“I thought it was just the glow from the distance, but then I heard the roar of the fire,” Heather recalls. “So, I ran from my gate to my front door, which was probably a hundred metres, and said to my friend ‘in the car’. We just threw the dogs in the car and we drove up the driveway with the fire around us.
“It was that quick,” she says. “Had I not been at the gate looking down into the valley, we probably wouldn’t have made it out – it was ferocious.”
Generosity through loss
Heather is an accredited Bowen therapist (for humans and animals) and also keeps Belgian Draught horses – which she and friends take to agricultural and other shows to demonstrate some of the ways horses were traditionally used in agriculture.
Remarkably, her horses survived the fire but, Heather explains, “I lost everything else – all fencing, sheds, house and all the contents.”
Immediately after the fire, Heather was surrounded by care and the generosity of strangers, friends and family.

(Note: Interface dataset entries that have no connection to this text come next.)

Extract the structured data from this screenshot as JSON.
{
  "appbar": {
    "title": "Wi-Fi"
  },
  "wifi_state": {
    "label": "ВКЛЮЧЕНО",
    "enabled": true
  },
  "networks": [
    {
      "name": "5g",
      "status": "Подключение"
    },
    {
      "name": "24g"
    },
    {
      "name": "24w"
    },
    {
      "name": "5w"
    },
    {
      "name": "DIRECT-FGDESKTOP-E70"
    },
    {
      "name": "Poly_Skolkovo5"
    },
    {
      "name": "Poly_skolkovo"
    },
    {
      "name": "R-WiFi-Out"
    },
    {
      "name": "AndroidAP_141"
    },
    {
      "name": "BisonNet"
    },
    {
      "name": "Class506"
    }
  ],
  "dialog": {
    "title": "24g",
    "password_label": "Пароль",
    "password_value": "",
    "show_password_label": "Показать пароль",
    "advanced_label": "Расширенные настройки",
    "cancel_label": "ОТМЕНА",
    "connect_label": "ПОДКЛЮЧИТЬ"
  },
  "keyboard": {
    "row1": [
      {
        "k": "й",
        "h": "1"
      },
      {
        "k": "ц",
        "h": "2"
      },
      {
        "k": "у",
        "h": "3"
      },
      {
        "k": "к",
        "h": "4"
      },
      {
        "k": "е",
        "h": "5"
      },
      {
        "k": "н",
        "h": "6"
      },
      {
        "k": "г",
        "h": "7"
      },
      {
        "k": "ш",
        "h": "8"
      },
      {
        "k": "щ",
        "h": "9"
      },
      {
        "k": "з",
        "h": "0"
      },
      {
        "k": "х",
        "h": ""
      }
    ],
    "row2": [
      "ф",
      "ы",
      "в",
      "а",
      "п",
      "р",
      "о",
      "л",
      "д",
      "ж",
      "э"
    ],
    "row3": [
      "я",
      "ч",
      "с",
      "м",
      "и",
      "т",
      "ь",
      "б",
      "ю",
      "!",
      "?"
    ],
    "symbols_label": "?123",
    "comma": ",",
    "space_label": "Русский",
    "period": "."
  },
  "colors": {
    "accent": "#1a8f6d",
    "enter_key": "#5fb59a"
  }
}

With Salvation Army bushfire funds, she was able to replace fence posts, re-seed pasture and organise other essentials not covered by insurance.
She says: “I really do thank donors. The help means you’re not stressed out from worrying about how you’re going to cope the next day. It just took so much stress off that whole process.”
As a Justice of the Peace, Heather helped many others after the fires with paperwork, but having just lost her own home, says she became overwhelmed.
“The fact that (Moneycare financial counsellor) Karyn and others were there to help with paperwork as well, meant so much,” Heather says.
“It got to the stage where if you gave me another form to fill in, I just probably wouldn’t have coped. So, to have somebody like the recovery team, my case manager and Karyn doing the things she did to help me get some of the grants through, lifted so much pressure.”
Salvos history of care
Humbled by the support of many, including Salvos donors, Heather says that coincidentally, The Salvation Army also played a role in helping her family well over 100 years ago.
“My grandmother was born in the late 1800s, one of 13, living in a corrugated iron shed with a dirt floor,” she explains. “At seven-years old she got typhoid. The ‘Salvo lassies’, as Mum would have said, were the only ones that came in and supported my great-grandmother and grandmother.
“It was very contagious, so the ‘lassies’ really were taking their own lives in their hands by coming into the house. So afterwards, although my great-grandmother and my grandmother had very little money, whenever anything was available, they always gave to the Salvos, because of what the Salvos did,” she says.
“There is even a chance without that Salvos help, my grandmother might not have survived – and I wouldn’t be here today.”